Of course, there is nothing better than to learn pronunciation by listening to a native speaker, but this entry should be close enough for general use.
There are five vowels, a, e, i, o and u.
|as in cat or apple
|before a single consonant, as ay in day
before a double consonant, as e in get
|as ee in feet
|before a single consonant, as o in cone
before a double consonant, as o in got
|oo as in moon
Note that e is always pronounced, even at the end of a word. For example, the Italian town Udine is pronounced oo-dee-nay.
The only case where you don't pronounce a vowel is the letter i when it occurs between c or g and a, o or u. This is explained below in the section on c and g.
The pronunciation of c and g are the hardest to remember for English speakers.
- c before a, o or u is hard, like k
- g before a, o or u is hard, like g in garden
- c before e or i is soft, like ch in church
- g before e or i is soft, like j
- ch is hard, like k
- gh is hard, like g in garden
- sc before e or i is pronounced sh as in shop
Thus for example:
- casa = kasa
- cappuccino = kappoo-cheeno
- che = kay
- spaghetti = spa-get-tee
If you want to put a soft c or g before an a, o, or u, an extra i is added to the spelling, but this is not pronounced; it is only there to make the c or g soft, so:
- ciabatta is pronounced cha-batta, not chee-a-batta
- Giulietta is pronounced joo-lietta, not jee-oo-lietta
|b, d, f, l, m, n,
p, q, s, t, v
|more or less as in English
|rolled as in Spanish. Many people have problems doing this, but it can't be that hard... 66 million Italian speakers can do it
|ts (so pizza is peet-sa)
|silent when it appears on its own
|j, k, w, x and y
|These letters do not exist in pure Italian, but are used in imported words, (mainly from English) such as 'jazz', 'weekend' and 'yoghurt'. The pronunciation should be obvious.

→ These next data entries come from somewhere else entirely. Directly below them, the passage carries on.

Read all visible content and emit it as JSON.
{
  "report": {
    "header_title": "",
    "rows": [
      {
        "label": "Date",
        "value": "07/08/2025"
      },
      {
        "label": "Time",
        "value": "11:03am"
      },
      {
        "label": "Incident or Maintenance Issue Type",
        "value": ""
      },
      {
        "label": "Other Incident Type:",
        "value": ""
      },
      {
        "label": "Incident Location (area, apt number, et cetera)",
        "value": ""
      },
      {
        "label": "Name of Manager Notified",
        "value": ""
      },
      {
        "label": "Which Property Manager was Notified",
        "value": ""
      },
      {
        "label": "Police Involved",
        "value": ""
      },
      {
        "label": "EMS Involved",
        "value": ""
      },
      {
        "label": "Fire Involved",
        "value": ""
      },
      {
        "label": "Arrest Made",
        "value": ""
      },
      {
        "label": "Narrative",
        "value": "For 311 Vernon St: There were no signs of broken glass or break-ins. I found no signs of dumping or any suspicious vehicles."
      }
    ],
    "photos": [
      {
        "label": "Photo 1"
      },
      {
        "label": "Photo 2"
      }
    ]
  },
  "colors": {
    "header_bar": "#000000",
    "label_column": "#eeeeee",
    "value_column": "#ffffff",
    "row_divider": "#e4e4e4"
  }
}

While you will survive pronouncing double consonants the same as single ones, for the real Italian touch you should learn the proper way. To pronounce a double consonant such as pp, say the sound, pause, then continue:
- grappa is grap-(pause)-pa.
- The pause is done with your lips in the p position.
- Similarly, cappuccino is cap-(pause)-poot-(pause)-cheeno.
This can be carried to extremes if you want to sound really pretentious.
One Final Peculiarity
The combinations gl and gn are used for sounds which are not easily spelled in English. gn is the 'ny' sound in the middle of the words 'canyon', 'Tanya' and 'bunnion'. So lasagna is pronounced lass-anya.
gl is is the 'ly' sound in the middle of the word million. So tagliatelle is 'talya-tel-lay'. In Italian, gl can come at the start of a word as well. Gli is pronounced 'l-yee'.
With this whistle-stop tour of Italian, you should have enough to be able to pronounce any Italian words you come across, whether they are musical terms like acciaccatura (at-chak-ka-toora) or types of food like ciabatta (cha-bat-ta).